2.5 Kidney Stones
Kidney stones are hardened masses of minerals that can cause severe pain in the back and abdomen. Urinary stone prevalence is estimated at 3% in all individuals, and it affects up to 12% of the population during their lifetime. Statistics show that the rate of people who develop kidney stones is increasing in the U.S. and the reasons for the trend are still unknown (onhealth.com 2016). What’s more, the chance of having recurring stones are about 70-80 percent once a person suffers their first stone attack, therefore it is important to prevent kidney stones as well as its recurrence through our daily diets. Researches suggest that higher potassium intake can help lower the risk for getting kidney stones, and golden kiwifruit is an excellent food source of potassium.
2.6 Indigestion And Inappetence
[CTM Formula] A decoction of dried golden kiwifruit is taken orally to treat indigestion and inappetence.
[CTM Formula] A decoction of dried golden kiwifruit and root of Chinese trichosanthes is taken orally to treat diabetes.
2.8 Reduce Scrotal Swelling
[CTM Formula] A decoction of dried golden kiwifruit and oval kumquat root mixed with soju is taken orally to treat painful scrotal swelling.
2.9 Kidney Stone
[CTM Formula] A decoction of dried golden kiwifruit is taken orally to treat a kidney stone.
2.10 Ascites Due To Cirrhosis
[CTM Formula] A decoction of dried golden kiwifruit, Lobelia chinensis and red dates is taken orally to treat ascites due to cirrhosis.
The Ben Cao Medical Book (also known as Compendium of Materia Medica or Ben Cao Gang Mu; Chinese: 本草纲目) is the most famous and comprehensive medical book ever written in the history of traditional Chinese medicine (TCM). Compiled and written by Li Shi-zhen (1518~1593), a medical expert of the Ming Dynasty (1368-1644) over 27 years.
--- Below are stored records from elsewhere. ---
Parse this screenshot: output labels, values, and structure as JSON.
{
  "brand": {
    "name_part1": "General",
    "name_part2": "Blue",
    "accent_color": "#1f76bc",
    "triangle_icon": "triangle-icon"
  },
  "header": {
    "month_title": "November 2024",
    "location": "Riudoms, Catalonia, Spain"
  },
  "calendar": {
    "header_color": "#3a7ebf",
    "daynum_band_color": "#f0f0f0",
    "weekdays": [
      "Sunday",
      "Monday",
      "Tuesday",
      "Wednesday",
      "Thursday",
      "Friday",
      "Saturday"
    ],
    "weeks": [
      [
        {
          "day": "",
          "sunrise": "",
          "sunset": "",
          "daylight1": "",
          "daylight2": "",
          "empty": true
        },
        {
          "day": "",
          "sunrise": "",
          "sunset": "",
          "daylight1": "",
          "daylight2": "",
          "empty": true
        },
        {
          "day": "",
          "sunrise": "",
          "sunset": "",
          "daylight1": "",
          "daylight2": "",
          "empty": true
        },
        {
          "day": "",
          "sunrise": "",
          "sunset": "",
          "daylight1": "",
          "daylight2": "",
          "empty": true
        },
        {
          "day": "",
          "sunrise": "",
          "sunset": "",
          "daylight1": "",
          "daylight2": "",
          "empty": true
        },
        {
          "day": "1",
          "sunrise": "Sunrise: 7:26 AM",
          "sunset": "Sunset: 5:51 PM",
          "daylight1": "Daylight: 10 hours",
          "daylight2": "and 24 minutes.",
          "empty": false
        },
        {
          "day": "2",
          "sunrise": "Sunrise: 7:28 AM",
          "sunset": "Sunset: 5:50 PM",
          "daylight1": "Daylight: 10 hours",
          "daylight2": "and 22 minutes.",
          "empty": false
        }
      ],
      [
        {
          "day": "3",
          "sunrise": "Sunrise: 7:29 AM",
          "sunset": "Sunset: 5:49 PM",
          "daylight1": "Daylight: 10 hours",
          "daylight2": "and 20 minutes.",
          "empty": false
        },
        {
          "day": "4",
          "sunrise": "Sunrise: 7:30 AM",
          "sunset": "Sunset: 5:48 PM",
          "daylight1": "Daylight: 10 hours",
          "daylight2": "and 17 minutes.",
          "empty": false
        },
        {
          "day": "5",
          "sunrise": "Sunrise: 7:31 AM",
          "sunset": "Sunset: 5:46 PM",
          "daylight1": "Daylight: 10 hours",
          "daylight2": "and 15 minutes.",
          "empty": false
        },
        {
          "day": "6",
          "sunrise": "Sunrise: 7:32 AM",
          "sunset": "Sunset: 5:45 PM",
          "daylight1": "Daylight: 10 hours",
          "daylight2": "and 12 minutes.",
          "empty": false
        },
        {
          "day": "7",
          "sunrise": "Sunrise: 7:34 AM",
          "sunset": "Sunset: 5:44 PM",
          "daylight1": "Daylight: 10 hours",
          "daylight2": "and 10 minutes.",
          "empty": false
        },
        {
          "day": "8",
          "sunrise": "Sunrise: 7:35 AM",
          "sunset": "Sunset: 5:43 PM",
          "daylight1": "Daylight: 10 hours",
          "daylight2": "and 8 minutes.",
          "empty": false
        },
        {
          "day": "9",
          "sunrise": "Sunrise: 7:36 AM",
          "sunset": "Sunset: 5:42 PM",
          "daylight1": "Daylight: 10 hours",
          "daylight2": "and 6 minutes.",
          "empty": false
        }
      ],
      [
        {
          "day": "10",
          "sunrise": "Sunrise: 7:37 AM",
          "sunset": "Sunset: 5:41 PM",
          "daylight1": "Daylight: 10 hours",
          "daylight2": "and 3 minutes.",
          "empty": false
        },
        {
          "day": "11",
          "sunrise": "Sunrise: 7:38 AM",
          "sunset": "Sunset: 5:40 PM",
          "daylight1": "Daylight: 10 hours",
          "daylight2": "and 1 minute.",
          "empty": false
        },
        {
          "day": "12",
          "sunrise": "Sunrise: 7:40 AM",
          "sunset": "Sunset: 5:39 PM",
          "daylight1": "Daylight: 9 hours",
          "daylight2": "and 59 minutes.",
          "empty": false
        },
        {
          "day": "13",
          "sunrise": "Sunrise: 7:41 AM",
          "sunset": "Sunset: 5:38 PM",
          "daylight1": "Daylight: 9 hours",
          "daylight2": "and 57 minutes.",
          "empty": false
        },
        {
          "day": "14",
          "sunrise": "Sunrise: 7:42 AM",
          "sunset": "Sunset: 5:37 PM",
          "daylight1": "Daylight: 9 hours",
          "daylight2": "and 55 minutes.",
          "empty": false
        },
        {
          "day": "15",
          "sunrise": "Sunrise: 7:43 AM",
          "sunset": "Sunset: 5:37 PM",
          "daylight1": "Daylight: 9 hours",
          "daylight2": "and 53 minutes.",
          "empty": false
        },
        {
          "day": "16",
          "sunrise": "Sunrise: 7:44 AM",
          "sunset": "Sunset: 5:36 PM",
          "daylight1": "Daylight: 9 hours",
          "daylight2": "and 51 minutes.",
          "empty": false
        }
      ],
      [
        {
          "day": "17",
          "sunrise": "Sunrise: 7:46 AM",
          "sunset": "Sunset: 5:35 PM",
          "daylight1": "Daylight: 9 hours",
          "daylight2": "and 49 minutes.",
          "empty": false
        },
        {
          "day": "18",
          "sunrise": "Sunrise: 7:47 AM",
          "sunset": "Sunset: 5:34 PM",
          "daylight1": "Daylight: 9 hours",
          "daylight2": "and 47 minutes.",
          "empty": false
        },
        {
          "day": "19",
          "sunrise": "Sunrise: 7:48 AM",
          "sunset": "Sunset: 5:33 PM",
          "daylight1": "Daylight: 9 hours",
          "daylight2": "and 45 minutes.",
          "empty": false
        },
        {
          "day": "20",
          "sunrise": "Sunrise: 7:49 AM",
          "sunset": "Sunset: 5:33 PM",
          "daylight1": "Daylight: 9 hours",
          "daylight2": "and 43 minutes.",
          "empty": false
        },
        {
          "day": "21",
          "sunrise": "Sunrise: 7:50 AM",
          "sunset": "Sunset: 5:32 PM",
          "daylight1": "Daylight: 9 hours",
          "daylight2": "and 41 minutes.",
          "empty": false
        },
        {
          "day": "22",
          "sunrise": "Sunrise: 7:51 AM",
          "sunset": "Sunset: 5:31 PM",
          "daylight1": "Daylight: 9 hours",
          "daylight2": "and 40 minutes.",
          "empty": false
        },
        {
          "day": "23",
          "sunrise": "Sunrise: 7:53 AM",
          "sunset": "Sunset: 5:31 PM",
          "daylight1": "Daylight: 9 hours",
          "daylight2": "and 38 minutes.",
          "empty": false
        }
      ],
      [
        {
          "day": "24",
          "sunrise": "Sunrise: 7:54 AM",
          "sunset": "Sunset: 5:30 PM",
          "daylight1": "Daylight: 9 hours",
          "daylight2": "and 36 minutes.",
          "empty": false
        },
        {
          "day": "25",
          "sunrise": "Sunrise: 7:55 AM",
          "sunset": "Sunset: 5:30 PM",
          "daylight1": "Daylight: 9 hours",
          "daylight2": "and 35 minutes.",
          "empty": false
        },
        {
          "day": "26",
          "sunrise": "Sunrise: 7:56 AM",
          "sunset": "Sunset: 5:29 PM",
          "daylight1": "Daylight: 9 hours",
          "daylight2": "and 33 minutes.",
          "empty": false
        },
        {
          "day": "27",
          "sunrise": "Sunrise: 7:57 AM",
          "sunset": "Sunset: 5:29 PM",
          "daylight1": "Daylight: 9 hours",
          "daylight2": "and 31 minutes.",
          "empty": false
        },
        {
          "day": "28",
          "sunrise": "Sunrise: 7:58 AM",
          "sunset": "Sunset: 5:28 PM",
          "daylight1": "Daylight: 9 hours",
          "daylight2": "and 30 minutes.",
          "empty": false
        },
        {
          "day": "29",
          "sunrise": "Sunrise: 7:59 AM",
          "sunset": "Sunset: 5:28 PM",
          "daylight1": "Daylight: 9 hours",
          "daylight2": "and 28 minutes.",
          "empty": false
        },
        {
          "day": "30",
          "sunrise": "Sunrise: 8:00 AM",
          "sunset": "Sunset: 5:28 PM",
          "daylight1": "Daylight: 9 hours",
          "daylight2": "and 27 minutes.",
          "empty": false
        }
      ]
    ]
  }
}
The Ben Cao Medical Book records and describes all the plants, animals, minerals, and other objects that were believed to have medicinal properties in TCM. The book reflects the pharmaceutical achievements and developments of East Asia before the 16th century. On the basis of his predecessors’ achievements in the pharmacological studies, Li contributed further by supplementing and rectifying many past mistakes and misconception in relate to nature of many medicinal substances and causes of various illnesses. Charles Darwin, originator of the biological theory of evolution, regards the book as the “ancient Chinese encyclopedia”.
Disclaimer: The Ben Cao Medical Book is translated by ChinaAbout.net. The information on this website is not intended to replace a one-on-one relationship with a qualified health care professional and is not intended as medical advice. It is intended as a sharing of CTM knowledge and information from the research and experience from the author Li Shi-zhen. Kindly be alert that the CTM knowledge and ancient formulas given above are likely NOT medically proven and may contain misconceptions.
List of reference
harvard.edu 2015 Making one change — getting more fiber — can help with weight loss [online] link: http://www.health.harvard.edu/blog/making-one-change-getting-fiber-can-help-weight-loss-201502177721